### [AIM OF THE TASK]
Go through the data underneath and report how many lines hold the string "JSON", giving only the number.

==== DATA SUPPLIED

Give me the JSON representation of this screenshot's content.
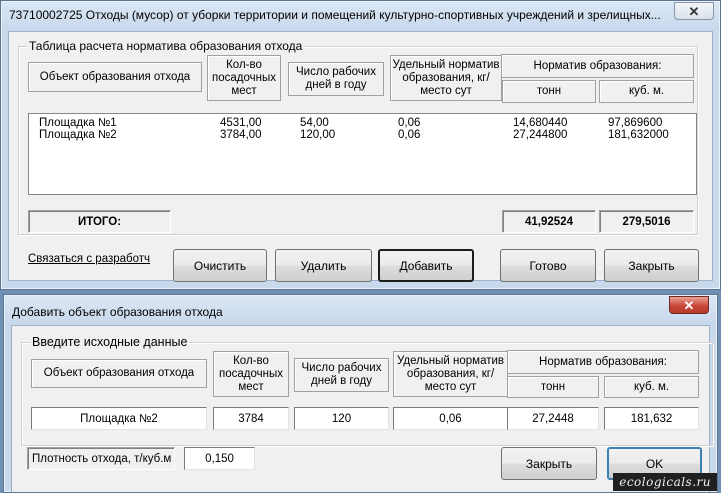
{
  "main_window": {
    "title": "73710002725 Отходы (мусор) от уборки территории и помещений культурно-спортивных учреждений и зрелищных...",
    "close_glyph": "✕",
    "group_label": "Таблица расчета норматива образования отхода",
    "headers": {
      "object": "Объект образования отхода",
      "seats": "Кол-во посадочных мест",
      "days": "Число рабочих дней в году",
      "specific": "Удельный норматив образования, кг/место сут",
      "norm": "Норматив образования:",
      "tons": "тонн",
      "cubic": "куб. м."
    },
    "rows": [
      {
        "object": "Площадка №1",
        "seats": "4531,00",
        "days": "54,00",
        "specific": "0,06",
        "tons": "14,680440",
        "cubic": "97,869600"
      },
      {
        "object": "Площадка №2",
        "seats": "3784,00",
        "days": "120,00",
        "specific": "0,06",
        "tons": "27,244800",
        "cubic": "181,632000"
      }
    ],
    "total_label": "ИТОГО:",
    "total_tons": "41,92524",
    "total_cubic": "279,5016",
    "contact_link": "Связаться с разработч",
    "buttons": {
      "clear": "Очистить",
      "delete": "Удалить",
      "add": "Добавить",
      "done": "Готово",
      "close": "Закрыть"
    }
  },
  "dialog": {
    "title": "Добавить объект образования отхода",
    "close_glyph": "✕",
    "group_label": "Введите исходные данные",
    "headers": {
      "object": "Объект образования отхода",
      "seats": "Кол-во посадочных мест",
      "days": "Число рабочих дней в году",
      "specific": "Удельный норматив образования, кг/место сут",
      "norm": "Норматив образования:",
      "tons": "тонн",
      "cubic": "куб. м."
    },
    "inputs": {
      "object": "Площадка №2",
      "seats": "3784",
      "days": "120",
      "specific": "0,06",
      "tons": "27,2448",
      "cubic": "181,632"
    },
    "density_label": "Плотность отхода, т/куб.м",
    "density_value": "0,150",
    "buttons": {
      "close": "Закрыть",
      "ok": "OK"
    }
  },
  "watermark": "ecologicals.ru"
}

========
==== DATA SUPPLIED

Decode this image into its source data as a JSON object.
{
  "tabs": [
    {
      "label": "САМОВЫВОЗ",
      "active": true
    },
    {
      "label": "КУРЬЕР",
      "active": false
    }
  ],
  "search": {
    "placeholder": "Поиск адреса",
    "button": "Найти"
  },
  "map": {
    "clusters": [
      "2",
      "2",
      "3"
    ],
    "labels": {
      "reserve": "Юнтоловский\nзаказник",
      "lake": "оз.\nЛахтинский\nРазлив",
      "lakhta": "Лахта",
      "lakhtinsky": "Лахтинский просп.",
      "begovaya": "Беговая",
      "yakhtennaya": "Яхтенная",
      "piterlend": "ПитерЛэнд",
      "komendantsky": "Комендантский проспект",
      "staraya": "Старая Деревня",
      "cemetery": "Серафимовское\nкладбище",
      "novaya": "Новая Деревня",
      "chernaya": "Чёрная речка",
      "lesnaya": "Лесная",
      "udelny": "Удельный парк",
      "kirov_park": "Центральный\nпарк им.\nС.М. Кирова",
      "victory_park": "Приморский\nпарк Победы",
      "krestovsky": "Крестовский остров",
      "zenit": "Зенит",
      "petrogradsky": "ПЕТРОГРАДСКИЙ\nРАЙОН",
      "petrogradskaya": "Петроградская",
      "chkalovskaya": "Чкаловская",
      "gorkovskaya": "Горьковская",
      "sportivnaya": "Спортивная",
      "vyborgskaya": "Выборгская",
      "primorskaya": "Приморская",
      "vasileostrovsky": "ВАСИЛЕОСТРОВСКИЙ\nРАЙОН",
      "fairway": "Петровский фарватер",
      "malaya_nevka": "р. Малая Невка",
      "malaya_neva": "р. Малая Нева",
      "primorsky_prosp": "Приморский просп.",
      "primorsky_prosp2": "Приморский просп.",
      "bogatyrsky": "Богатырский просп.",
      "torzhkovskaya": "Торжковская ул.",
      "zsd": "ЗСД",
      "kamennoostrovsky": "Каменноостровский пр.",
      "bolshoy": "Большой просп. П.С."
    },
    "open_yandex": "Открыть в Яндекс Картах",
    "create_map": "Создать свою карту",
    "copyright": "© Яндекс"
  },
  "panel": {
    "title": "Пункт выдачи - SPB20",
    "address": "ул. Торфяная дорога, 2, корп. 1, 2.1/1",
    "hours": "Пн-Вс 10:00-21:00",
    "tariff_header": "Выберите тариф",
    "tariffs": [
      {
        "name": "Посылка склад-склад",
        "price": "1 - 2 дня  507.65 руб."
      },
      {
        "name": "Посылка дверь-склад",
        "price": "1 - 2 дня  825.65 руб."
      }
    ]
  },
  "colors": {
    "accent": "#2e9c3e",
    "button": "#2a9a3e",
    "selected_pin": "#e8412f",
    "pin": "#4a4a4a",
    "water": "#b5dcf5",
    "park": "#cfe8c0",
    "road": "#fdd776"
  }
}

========
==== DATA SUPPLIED

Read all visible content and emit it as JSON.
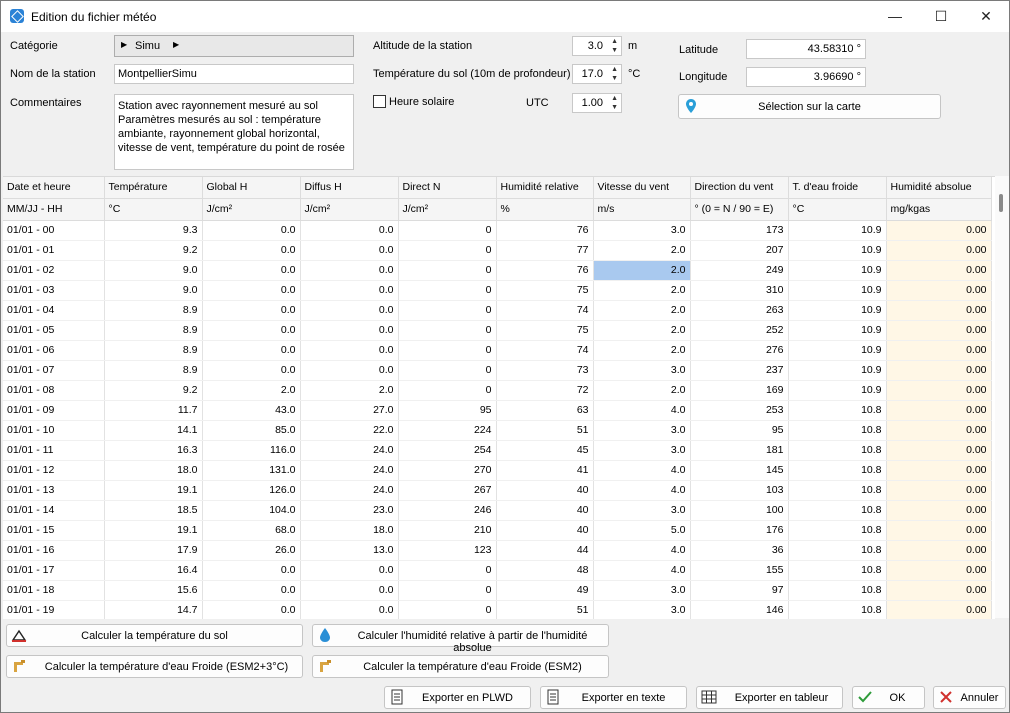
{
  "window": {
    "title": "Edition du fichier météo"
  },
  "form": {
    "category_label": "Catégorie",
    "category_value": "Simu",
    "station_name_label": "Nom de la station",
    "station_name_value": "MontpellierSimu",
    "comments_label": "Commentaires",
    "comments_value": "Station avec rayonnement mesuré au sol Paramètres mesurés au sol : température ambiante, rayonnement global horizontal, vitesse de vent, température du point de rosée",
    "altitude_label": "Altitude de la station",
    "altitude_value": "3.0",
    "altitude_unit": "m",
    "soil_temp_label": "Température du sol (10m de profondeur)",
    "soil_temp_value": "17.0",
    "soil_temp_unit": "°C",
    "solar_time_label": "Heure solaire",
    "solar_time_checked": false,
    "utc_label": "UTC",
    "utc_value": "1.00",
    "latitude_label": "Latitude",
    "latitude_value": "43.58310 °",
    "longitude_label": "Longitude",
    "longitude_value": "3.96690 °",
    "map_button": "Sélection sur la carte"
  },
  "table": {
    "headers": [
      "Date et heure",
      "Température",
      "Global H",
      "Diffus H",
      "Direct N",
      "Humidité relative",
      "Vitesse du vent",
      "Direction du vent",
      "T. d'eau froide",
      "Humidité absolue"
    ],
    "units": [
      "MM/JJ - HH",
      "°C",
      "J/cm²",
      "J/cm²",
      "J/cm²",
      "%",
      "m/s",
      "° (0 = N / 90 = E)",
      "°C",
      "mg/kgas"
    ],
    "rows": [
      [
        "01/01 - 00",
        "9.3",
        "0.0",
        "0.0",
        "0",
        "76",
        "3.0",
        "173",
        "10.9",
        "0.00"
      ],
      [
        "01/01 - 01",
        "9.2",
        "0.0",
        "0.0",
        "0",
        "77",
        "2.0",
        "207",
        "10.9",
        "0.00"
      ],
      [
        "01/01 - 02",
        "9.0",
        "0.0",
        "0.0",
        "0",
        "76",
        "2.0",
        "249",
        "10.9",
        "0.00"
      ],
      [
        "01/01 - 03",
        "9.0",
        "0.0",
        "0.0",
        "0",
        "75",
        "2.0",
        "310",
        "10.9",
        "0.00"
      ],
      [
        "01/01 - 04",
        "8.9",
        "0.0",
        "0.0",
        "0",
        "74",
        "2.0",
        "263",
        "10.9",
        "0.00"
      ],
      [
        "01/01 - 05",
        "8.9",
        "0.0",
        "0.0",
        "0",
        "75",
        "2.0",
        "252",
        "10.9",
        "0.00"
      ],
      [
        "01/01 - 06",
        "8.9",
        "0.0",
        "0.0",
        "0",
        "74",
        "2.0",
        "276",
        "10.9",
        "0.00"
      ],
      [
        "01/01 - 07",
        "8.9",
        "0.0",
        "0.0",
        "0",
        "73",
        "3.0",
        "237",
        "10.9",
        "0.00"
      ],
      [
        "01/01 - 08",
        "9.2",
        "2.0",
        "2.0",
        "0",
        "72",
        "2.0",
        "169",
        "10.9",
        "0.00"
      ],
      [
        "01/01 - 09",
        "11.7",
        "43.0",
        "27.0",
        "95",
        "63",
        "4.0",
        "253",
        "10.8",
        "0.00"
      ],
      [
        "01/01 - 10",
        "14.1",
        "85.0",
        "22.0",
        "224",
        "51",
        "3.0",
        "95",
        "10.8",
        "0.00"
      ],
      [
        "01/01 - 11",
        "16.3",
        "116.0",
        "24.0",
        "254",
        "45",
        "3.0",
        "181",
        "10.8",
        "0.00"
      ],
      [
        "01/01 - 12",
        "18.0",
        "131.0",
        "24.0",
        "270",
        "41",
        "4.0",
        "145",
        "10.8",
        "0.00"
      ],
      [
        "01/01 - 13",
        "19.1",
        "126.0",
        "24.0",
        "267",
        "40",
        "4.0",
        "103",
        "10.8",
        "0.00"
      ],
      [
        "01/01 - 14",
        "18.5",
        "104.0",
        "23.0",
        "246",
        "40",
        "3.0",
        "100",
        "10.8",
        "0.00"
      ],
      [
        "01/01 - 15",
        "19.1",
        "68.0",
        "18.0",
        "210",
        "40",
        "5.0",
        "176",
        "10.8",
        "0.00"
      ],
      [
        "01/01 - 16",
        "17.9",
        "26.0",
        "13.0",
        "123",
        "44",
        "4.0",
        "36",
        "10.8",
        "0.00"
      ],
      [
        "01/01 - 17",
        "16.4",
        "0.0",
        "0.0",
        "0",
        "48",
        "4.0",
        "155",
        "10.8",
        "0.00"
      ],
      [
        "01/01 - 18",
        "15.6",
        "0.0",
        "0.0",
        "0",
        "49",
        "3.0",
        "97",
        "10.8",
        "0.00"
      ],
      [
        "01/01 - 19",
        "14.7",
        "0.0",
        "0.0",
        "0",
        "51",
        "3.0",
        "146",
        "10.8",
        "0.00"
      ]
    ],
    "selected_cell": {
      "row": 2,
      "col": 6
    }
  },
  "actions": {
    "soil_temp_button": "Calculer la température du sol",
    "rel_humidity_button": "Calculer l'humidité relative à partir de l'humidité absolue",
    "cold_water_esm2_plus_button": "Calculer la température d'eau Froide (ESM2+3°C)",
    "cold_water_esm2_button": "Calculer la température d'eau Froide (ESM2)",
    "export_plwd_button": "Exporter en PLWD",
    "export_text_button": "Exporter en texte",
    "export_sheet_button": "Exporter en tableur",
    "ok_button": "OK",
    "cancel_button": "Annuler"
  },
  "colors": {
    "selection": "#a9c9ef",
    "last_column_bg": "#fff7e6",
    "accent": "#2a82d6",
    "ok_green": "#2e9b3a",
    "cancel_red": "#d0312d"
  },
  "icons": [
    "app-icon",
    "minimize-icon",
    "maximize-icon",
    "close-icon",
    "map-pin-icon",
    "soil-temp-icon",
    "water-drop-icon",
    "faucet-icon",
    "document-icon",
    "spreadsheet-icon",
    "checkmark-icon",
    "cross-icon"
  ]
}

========

### [OUTPUT FOR THIS EXERCISE]
3